* [DIRECTIONS]: From the records below, copy each line that has the word "value" in it.

* [Stored data entries]:

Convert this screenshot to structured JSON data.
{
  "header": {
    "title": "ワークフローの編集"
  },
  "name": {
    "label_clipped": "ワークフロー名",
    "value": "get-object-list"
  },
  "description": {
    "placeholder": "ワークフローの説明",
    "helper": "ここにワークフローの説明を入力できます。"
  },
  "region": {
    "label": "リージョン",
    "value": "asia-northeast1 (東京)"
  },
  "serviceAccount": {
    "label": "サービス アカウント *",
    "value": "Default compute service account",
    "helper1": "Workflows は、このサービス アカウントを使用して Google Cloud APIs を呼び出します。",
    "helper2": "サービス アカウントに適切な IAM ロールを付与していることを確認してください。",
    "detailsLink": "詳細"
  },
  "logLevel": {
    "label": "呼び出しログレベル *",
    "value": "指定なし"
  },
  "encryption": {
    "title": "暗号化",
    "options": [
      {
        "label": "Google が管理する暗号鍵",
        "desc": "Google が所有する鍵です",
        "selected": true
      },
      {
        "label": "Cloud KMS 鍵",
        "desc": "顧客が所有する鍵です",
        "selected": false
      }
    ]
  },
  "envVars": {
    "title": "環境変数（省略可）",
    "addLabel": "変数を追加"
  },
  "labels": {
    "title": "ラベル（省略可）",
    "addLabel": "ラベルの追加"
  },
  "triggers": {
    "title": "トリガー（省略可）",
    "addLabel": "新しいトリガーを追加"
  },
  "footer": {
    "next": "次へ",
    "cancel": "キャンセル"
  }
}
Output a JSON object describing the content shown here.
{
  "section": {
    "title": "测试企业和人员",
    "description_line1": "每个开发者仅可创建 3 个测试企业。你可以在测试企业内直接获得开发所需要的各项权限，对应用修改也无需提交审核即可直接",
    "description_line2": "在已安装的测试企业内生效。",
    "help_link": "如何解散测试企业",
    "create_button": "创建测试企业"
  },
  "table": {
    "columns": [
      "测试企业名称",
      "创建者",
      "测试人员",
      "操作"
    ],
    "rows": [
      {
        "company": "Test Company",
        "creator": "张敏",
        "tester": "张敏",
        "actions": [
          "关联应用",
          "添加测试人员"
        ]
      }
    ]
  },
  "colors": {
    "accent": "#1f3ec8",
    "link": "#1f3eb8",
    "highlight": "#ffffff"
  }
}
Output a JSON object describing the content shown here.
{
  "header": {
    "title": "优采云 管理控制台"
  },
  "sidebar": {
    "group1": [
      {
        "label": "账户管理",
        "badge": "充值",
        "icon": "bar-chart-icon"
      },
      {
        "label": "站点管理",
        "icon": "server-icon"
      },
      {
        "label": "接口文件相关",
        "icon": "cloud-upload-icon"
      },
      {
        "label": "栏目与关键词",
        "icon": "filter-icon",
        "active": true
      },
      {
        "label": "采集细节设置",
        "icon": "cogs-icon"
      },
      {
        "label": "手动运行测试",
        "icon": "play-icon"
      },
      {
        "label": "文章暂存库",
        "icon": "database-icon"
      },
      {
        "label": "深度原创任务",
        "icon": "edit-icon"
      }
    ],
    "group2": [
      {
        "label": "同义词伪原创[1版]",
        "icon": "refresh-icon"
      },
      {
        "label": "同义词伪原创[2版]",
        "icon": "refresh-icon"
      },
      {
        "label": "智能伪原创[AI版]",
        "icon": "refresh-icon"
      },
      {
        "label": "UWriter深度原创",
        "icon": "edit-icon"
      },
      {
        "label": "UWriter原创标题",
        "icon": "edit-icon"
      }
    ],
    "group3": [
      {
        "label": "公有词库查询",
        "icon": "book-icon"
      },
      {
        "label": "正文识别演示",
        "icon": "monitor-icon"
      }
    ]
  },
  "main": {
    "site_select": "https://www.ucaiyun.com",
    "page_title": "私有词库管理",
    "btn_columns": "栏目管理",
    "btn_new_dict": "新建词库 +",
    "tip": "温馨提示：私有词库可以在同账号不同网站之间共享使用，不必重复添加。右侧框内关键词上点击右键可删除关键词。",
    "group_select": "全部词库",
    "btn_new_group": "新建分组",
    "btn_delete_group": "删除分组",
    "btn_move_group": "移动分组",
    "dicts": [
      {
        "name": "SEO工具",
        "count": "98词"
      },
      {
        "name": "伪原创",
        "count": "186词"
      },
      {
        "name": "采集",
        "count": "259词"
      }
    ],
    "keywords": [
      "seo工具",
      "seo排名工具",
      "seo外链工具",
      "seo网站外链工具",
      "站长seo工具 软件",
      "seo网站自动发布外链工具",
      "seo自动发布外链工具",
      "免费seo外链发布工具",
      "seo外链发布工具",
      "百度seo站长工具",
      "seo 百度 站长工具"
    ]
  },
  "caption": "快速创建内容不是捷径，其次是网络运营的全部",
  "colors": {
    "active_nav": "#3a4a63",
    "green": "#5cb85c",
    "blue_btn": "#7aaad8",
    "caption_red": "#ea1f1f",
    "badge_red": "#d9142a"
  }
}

* [RESPONSE AREA]:
    "value": "get-object-list"
    "value": "asia-northeast1 (東京)"
    "value": "Default compute service account",
    "value": "指定なし"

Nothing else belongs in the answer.